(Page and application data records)
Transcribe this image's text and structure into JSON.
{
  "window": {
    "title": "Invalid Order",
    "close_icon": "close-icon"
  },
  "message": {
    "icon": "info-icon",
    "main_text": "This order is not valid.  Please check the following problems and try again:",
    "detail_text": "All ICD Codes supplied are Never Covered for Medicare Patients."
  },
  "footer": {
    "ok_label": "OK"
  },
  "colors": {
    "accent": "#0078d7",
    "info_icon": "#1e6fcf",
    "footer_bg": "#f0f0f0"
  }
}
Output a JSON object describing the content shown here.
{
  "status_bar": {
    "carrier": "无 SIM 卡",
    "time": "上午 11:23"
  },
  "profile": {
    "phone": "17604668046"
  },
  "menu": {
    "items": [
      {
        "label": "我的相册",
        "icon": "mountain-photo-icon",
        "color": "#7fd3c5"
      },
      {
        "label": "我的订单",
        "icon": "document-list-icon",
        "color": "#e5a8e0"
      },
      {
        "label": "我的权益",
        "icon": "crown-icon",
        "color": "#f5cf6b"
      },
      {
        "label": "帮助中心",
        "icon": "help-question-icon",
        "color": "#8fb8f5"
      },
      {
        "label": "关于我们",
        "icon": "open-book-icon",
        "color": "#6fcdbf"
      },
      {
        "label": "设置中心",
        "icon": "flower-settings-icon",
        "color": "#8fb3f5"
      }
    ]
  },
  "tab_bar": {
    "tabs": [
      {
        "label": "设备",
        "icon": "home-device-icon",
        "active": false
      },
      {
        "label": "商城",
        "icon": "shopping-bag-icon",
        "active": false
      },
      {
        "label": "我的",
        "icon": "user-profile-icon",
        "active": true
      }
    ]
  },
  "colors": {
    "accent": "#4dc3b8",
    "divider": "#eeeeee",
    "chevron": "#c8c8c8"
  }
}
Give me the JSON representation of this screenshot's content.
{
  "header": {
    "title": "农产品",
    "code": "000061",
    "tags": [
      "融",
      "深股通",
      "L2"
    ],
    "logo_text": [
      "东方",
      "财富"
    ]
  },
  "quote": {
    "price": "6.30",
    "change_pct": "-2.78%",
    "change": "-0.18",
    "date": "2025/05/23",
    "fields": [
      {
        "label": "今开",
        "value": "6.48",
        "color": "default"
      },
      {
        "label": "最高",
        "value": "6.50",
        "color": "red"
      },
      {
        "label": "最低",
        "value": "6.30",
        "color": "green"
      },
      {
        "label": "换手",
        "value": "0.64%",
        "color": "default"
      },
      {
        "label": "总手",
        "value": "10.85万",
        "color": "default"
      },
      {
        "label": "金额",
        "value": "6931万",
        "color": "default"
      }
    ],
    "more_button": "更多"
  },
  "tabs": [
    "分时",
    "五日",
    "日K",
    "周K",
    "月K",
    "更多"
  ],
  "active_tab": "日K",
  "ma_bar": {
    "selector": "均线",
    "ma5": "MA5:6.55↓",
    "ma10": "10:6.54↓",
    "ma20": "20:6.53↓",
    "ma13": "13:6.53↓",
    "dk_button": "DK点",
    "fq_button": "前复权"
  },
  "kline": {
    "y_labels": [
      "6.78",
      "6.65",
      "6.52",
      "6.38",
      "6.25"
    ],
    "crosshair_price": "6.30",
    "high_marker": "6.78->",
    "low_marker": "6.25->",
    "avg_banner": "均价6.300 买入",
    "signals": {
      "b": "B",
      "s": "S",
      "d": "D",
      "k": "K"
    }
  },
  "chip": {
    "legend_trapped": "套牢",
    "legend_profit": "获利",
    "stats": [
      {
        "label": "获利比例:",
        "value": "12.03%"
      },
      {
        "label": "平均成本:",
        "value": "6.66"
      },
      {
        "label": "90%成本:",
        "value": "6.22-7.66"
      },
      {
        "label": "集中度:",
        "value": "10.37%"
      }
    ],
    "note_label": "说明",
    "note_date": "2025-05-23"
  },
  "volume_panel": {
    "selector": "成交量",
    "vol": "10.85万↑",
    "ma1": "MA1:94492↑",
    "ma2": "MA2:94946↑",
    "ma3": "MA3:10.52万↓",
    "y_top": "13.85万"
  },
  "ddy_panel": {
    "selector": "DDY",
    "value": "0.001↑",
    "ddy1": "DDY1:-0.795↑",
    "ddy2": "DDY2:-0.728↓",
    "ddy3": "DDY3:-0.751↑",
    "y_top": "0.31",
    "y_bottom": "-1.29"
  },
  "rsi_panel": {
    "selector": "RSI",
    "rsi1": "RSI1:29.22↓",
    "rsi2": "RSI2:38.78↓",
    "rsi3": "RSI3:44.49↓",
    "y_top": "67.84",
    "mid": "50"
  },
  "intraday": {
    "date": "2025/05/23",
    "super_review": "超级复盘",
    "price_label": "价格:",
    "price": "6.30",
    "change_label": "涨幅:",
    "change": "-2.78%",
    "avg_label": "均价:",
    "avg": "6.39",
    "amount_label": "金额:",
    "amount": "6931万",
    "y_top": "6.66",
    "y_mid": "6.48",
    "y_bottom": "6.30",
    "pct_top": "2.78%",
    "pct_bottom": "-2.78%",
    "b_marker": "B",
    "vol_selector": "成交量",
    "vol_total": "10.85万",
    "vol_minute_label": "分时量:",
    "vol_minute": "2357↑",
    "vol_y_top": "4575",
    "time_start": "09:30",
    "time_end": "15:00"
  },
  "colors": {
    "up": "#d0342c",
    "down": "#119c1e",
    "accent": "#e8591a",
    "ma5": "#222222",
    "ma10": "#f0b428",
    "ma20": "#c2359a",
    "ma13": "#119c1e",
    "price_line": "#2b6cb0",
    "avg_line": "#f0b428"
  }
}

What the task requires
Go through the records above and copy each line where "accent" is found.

Solved problem
    "accent": "#0078d7",
    "accent": "#4dc3b8",
    "accent": "#e8591a",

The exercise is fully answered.